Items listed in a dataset
____

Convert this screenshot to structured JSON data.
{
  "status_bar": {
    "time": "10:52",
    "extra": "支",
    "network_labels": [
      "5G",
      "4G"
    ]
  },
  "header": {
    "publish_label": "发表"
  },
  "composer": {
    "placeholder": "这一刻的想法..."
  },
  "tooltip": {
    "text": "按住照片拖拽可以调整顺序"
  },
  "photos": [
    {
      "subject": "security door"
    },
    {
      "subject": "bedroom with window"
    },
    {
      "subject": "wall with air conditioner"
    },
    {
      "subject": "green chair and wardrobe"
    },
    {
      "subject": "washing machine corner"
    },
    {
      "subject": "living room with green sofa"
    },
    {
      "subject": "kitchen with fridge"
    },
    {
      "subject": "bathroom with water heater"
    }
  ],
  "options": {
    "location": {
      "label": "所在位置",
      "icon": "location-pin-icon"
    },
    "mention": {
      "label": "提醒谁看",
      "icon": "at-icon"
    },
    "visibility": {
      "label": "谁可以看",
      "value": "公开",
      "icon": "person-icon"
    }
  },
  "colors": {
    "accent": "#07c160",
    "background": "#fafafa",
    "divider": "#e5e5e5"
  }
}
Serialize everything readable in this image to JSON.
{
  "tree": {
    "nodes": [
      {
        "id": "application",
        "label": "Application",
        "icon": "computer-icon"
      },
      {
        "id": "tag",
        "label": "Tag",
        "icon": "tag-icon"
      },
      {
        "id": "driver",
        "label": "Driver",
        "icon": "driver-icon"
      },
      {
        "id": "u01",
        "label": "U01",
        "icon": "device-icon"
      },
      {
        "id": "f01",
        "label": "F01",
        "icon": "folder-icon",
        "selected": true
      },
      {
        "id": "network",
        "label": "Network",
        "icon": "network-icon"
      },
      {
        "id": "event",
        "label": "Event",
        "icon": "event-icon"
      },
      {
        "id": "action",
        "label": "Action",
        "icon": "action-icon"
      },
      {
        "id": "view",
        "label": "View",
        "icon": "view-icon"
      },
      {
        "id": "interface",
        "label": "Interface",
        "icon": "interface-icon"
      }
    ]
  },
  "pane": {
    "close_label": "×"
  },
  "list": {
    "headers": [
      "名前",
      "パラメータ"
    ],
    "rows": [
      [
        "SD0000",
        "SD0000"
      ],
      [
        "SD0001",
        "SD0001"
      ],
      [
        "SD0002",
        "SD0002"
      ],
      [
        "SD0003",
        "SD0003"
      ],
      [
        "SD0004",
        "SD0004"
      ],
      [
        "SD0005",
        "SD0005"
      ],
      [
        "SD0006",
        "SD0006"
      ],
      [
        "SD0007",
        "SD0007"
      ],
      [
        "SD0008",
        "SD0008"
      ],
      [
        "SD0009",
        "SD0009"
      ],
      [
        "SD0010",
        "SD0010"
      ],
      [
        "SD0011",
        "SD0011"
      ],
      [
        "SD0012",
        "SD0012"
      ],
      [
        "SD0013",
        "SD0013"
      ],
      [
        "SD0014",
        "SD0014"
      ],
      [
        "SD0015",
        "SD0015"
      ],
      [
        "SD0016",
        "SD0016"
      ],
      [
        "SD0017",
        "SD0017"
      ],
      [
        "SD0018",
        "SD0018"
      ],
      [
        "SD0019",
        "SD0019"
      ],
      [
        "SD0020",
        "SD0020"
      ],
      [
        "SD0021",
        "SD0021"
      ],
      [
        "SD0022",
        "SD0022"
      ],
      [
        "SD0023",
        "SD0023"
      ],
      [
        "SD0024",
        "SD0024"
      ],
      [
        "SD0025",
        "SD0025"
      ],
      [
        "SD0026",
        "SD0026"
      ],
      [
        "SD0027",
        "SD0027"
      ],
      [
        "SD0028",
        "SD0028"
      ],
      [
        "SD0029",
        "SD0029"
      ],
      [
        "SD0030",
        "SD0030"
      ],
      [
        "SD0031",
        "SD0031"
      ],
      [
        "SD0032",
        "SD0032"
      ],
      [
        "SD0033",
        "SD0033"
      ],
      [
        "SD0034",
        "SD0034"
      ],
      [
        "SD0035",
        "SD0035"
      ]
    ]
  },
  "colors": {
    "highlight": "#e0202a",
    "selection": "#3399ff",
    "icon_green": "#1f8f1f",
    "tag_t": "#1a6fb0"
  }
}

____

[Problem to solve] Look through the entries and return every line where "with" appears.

[Worked solution]
      "subject": "bedroom with window"
      "subject": "wall with air conditioner"
      "subject": "living room with green sofa"
      "subject": "kitchen with fridge"
      "subject": "bathroom with water heater"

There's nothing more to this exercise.